Barton has also helped design an important genetic analysis tool for the GECO team that will be used to simultaneously sequence about 1,000 regions in the genomes of hundreds of individual sparrows. GECO is creating a “Genotyping by Thousands sequencing” (GT-seq) panel that will allow the team to inexpensively find differences in about 1,000 genes that the team has carefully selected. These genes include the miRNAs that Barton has annotated in the sparrows. Barton has assisted King with building the pipeline that designs the specific regions within the genes featured in the GT-seq panel. The GT-seq panel is an important tool for the GECO team to test whether specific sequence variants in the selected genes can be associated with different tidal marsh sparrow phenotypes. “Everyone on the project has picked a set of genes they are interested in that have been shown to affect their various projects,” Barton said. For example, Alice Hotopp (UMaine Ph.D. Candidate in Ecology and Environmental Sciences) is studying genes associated with pigmentation as tidal marsh sparrows have different melanism patterns in their feathers.

While on track to receive her Ph.D. in Biochemistry and Molecular Biology, Barton believes that research into miRNAs has huge potential, as it can be useful to understand how genes are regulated in a variety of organisms, including tidal marsh sparrows. “MiRNAs may be some of the genes that contain particular sequence variants that enable these sparrows to tolerate living in high stress, salty environments,” Barton explained. “By being able to understand that better, maybe we can apply that knowledge to helping to treat human disease.

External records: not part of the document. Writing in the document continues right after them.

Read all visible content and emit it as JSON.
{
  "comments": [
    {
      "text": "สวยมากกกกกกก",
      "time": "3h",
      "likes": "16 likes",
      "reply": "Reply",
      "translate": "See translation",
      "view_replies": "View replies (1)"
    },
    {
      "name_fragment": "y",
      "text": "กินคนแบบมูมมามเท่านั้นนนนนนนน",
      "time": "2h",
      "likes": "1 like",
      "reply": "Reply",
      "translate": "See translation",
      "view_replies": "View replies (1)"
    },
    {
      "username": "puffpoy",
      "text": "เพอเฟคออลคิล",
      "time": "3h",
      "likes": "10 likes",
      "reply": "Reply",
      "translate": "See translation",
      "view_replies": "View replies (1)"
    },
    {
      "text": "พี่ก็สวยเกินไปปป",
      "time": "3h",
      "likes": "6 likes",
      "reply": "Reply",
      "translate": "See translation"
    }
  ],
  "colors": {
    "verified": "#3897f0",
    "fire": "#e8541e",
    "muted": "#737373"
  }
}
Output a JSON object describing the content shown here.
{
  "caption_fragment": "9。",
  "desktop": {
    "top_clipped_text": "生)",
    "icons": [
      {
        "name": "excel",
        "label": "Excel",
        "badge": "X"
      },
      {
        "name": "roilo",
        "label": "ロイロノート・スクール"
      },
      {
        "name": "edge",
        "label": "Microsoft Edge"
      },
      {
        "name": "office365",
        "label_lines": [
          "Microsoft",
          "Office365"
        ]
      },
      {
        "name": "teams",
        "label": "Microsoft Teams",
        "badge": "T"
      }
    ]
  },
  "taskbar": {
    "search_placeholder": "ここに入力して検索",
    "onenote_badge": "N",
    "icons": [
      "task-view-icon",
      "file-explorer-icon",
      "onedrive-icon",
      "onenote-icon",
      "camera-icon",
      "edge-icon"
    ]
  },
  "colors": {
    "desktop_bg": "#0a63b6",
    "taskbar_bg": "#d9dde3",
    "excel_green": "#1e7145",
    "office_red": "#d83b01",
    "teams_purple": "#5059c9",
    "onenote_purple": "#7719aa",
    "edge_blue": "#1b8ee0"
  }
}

For example, miRNA therapeutics may someday help people with kidney disease where defective osmoregulation leads to water retention and cardiovascular disease.”

As part of her dissertation, Barton is looking at miRNAs that target a specific gene that is potentially involved in osmoregulation (the process of maintaining salt and water balance). Barton concluded, “There are a lot of potential studies that could come from this if we have an annotation of these miRNAs because they are essentially the regulators.” Using her research and analytical skills, Barton plans to continue on to postdoctoral studies after graduation with the goal of working as a bioinformatics expert in industry.